The Lower Niagara River is no stranger to sewer overflows.

An Investigative Post analysis of state data shows the Niagara Falls sewer system has spewed more than a half-billion gallons of raw sewage mixed with storm water into the Lower Niagara River since May 2016. Even moderate rainfall can overwhelm the sewer system, causing untreated sewage mixed with storm water to gush into the Lower Niagara.

The problem gained the attention of Governor Andrew Cuomo after a July 29 discharge turned the Lower Niagara into a black, smelly disruption for tourists on a busy Saturday at Niagara Falls State Park.  That incident was blamed on a worker error.

Sewer overflows are well known to the state Department of Environmental Conservation and the Niagara Falls Water Board.

Nonetheless, the DEC said it is investigating two separate discharges that the Niagara Falls Water Board reported Tuesday night. Those overflows totaled 3.5 million gallons.

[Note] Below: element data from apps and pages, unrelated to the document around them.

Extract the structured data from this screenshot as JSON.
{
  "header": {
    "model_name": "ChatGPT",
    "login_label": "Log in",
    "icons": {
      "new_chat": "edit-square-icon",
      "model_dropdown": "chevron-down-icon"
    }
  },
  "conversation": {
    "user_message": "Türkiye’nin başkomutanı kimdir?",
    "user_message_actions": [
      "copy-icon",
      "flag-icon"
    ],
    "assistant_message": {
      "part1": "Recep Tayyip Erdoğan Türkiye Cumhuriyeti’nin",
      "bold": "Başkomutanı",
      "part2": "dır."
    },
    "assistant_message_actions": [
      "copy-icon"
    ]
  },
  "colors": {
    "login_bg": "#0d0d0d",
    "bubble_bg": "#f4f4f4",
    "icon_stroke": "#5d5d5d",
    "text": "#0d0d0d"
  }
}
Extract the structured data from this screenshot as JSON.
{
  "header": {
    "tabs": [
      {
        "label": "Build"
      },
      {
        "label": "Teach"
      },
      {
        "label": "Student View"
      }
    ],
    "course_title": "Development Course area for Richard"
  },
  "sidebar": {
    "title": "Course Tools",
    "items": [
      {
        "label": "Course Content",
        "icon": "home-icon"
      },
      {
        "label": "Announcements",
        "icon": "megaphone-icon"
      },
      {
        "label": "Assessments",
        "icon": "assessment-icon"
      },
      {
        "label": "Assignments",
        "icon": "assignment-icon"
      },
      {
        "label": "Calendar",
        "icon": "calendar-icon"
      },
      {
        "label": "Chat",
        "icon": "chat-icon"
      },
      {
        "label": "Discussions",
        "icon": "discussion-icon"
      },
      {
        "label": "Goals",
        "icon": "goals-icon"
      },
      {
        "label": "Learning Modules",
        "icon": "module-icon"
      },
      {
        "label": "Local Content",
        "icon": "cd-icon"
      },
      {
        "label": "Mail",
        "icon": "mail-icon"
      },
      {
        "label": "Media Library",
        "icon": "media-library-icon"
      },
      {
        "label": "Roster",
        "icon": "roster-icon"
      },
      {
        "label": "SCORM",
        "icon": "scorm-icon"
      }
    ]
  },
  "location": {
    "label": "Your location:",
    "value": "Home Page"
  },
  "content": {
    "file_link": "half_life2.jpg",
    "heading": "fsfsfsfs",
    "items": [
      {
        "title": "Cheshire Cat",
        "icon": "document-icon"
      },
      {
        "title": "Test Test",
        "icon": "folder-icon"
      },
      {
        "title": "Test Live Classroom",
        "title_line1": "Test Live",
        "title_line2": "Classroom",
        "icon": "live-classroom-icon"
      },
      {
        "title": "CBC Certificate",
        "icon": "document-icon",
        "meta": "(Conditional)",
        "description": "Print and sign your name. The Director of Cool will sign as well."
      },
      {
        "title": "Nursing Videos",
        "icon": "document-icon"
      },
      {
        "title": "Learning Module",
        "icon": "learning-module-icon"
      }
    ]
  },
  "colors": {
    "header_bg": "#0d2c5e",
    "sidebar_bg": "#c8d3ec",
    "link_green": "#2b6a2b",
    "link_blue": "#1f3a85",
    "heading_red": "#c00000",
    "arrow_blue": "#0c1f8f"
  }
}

But from May 2016 to July 2017, the Niagara Falls Water Board reported at least 83 additional sewage discharges, an Investigative Post analysis of state data found.  The total estimated volume: 545 million gallons. That’s enough to fill 800 Olympic-sized pools.

Most of these overflows are dumped into the Lower Niagara from two spots less than a mile north of the Maid of the Mist boat dock. It is unclear how these overflows affect water quality in the Lower Niagara, but the DEC said it would be gathering more information to determine what, if any, impact they have.

The Niagara Falls Water Board refused to comment for this story.

Ken Lynch, DEC’s deputy director, didn’t have many answers, either.

“When it’s reported, we investigate,” Lynch said.

He wouldn’t say, though, whether the DEC investigated the other 83 sewer overflows reported by the board since May 2016. The board is required by state law to report all of them to the DEC within two hours;  those reports are then made public through the NY-Alert system. The DEC tracks and organizes those reports in a spreadsheet available on its website.

Lynch said the DEC conducts annual reviews of each wastewater treatment plant’s sewage reports “and depending on the year and depending on the condition of the plant, we require upgrades.”

It’s unclear whether the DEC has asked the Niagara Falls Water Board to do any upgrades. The water board’s capital improvement plan includes $22 million, some of which will go to upgrading the Gorge Pumping Station that is past its recommended lifespan and sewers in the LaSalle neighborhood.